Don't get me wrong with that question, it isn't a loaded one. Personally if a teenager is bright enough, with an interest in politics and in what is going on around them in regard to society, then why shouldn't they be involved in politics.
On the other hand, do they have the maturity and the life experiences to be involved in party political politics at a local level, never mind a national one?
We probably all know of our most famous 'boy' politician, William Jefferson Hague who, as a squeaky (sorry, but it was true) voiced youth, was invited to address the Conservative Party Conference way back before the last two or three wars, oh, I remember it was 1977, aged just sweet 16. As far as I know he did not then go into local authority politics but went on to University to study, amongst other things, politics, before actually entering Parliament at 26 years of age.
But there are some who as teenagers do enter the local political arena and this blog has been prompted by a couple of them.
First there is Aaron Kiely a young Labour councillor on Thurrock. Just after he was elected last year he started following me on Twitter, so, I followed back Local Councillor and all that..... I think he was about 19 at the time. He made a silly remark one Thursday night during BBC Question Time and I took him to task over it, giving him quite a hard time. He did respond and engage, for a time, but then I noticed that he UNFOLLOWED ME on Twitter, which of course I thought was rather immature of him, but that's me, right. I did send him a tweet and he responded, eventually, saying that it was his phone, he changed it and when he loaded apps for Twitter, etc, it must have unfollowed me, yeah and pigs will fly..
Then today I noticed an article that another 19 year old Labour councillor in Basildon, Andrew Gordon, has a trembling lip because another councillor, party unknown and not really interested enough to look it up, has given him a bit of a hard time over his, Gordon's, second speech. Apparently it was lousy but I couldn't comment as I have no idea what it was about....
But there you go, two 19 year olds getting into politics and then going off in a huff because someone took them to task over something they said or tweeted, so, I will ask the question again,
DO TEENAGERS HAVE THE MATURITY AND LIFE EXPERIENCES TO BE INVOLVED IN PROPER POLITICS?
Based on the two incidents above, the answer has to be a resounding no. OK, I know that this is not a scientific approach to this question, which after all is a serious one for the constituents of these kids.
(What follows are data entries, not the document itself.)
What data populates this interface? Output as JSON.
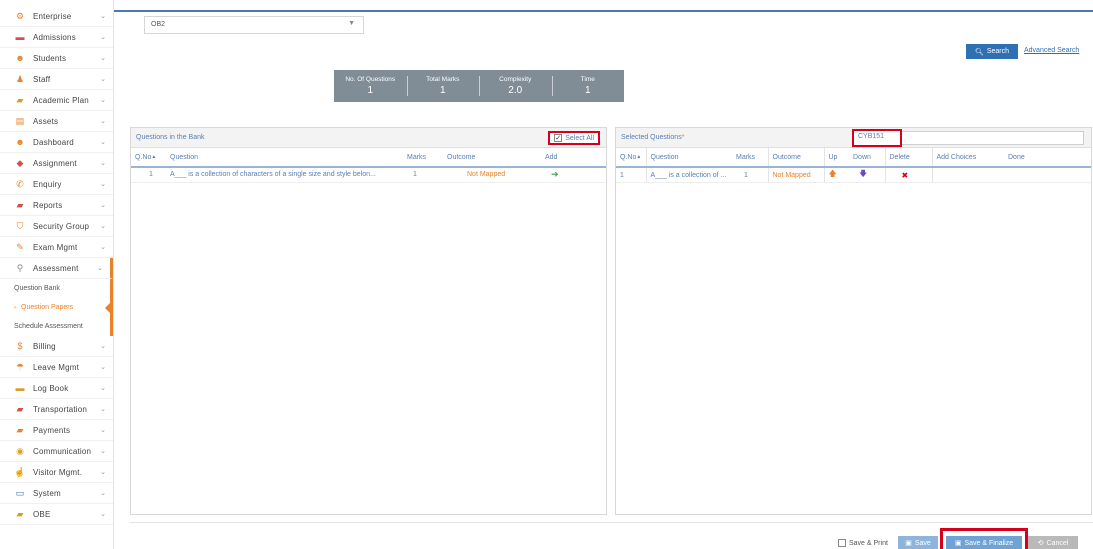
{
  "sidebar": {
    "items": [
      {
        "label": "Enterprise",
        "icon": "gears-icon",
        "color": "#e8832c"
      },
      {
        "label": "Admissions",
        "icon": "book-icon",
        "color": "#d2504b"
      },
      {
        "label": "Students",
        "icon": "users-icon",
        "color": "#e8832c"
      },
      {
        "label": "Staff",
        "icon": "user-icon",
        "color": "#e8832c"
      },
      {
        "label": "Academic Plan",
        "icon": "folder-icon",
        "color": "#d4a02a"
      },
      {
        "label": "Assets",
        "icon": "table-icon",
        "color": "#e8832c"
      },
      {
        "label": "Dashboard",
        "icon": "group-icon",
        "color": "#e8832c"
      },
      {
        "label": "Assignment",
        "icon": "tag-icon",
        "color": "#d2504b"
      },
      {
        "label": "Enquiry",
        "icon": "phone-icon",
        "color": "#e8832c"
      },
      {
        "label": "Reports",
        "icon": "folder-open-icon",
        "color": "#d2504b"
      },
      {
        "label": "Security Group",
        "icon": "shield-icon",
        "color": "#e8832c"
      },
      {
        "label": "Exam Mgmt",
        "icon": "edit-icon",
        "color": "#e8832c"
      },
      {
        "label": "Assessment",
        "icon": "search-icon",
        "color": "#888888"
      }
    ],
    "sub_items": [
      {
        "label": "Question Bank"
      },
      {
        "label": "Question Papers"
      },
      {
        "label": "Schedule Assessment"
      }
    ],
    "items_after": [
      {
        "label": "Billing",
        "icon": "dollar-icon",
        "color": "#e8832c"
      },
      {
        "label": "Leave Mgmt",
        "icon": "umbrella-icon",
        "color": "#e8832c"
      },
      {
        "label": "Log Book",
        "icon": "book-icon",
        "color": "#d4a02a"
      },
      {
        "label": "Transportation",
        "icon": "bus-icon",
        "color": "#d2504b"
      },
      {
        "label": "Payments",
        "icon": "briefcase-icon",
        "color": "#e8832c"
      },
      {
        "label": "Communication",
        "icon": "broadcast-icon",
        "color": "#d4a02a"
      },
      {
        "label": "Visitor Mgmt.",
        "icon": "thumbs-up-icon",
        "color": "#e8832c"
      },
      {
        "label": "System",
        "icon": "monitor-icon",
        "color": "#2f6fb3"
      },
      {
        "label": "OBE",
        "icon": "folder-icon",
        "color": "#d4a02a"
      }
    ]
  },
  "filter": {
    "class_value": "OB2"
  },
  "search": {
    "button_label": "Search",
    "advanced_label": "Advanced Search"
  },
  "stats": [
    {
      "title": "No. Of Questions",
      "value": "1"
    },
    {
      "title": "Total Marks",
      "value": "1"
    },
    {
      "title": "Complexity",
      "value": "2.0"
    },
    {
      "title": "Time",
      "value": "1"
    }
  ],
  "bank": {
    "title": "Questions in the Bank",
    "select_all_label": "Select All",
    "headers": [
      "Q.No",
      "Question",
      "Marks",
      "Outcome",
      "Add"
    ],
    "rows": [
      {
        "qno": "1",
        "question": "A___ is a collection of characters of a single size and style belon...",
        "marks": "1",
        "outcome": "Not Mapped"
      }
    ]
  },
  "selected": {
    "title": "Selected Questions",
    "required_mark": "*",
    "code_value": "CYB151",
    "headers": [
      "Q.No",
      "Question",
      "Marks",
      "Outcome",
      "Up",
      "Down",
      "Delete",
      "Add Choices",
      "Done"
    ],
    "rows": [
      {
        "qno": "1",
        "question": "A___ is a collection of ...",
        "marks": "1",
        "outcome": "Not Mapped"
      }
    ]
  },
  "footer": {
    "save_print_label": "Save & Print",
    "save_label": "Save",
    "save_finalize_label": "Save & Finalize",
    "cancel_label": "Cancel"
  }
}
After all they have been voted in to public office to 'look after our interests' but at the first sign of a 'telling off' they skulk off into a corner like a chastised child with a petulant lip!
And these are the 'kids' looking after our interests and who we need to be able to take a knock or two in the rough and tumble of politics and to be able to stand up to people like me and or other councillors without running off with their tails between their legs and then only 'engaging' with sycophants and hangers on.
So, maybe there needs to be a law passed saying that politicians, local and national must first serve time in the workplace / the services/ the community, and not just the local University or Sixth Form College, gaining life experiences, maturity and moral fibre, before being allowed to take up a position in public politics.........
What do you think?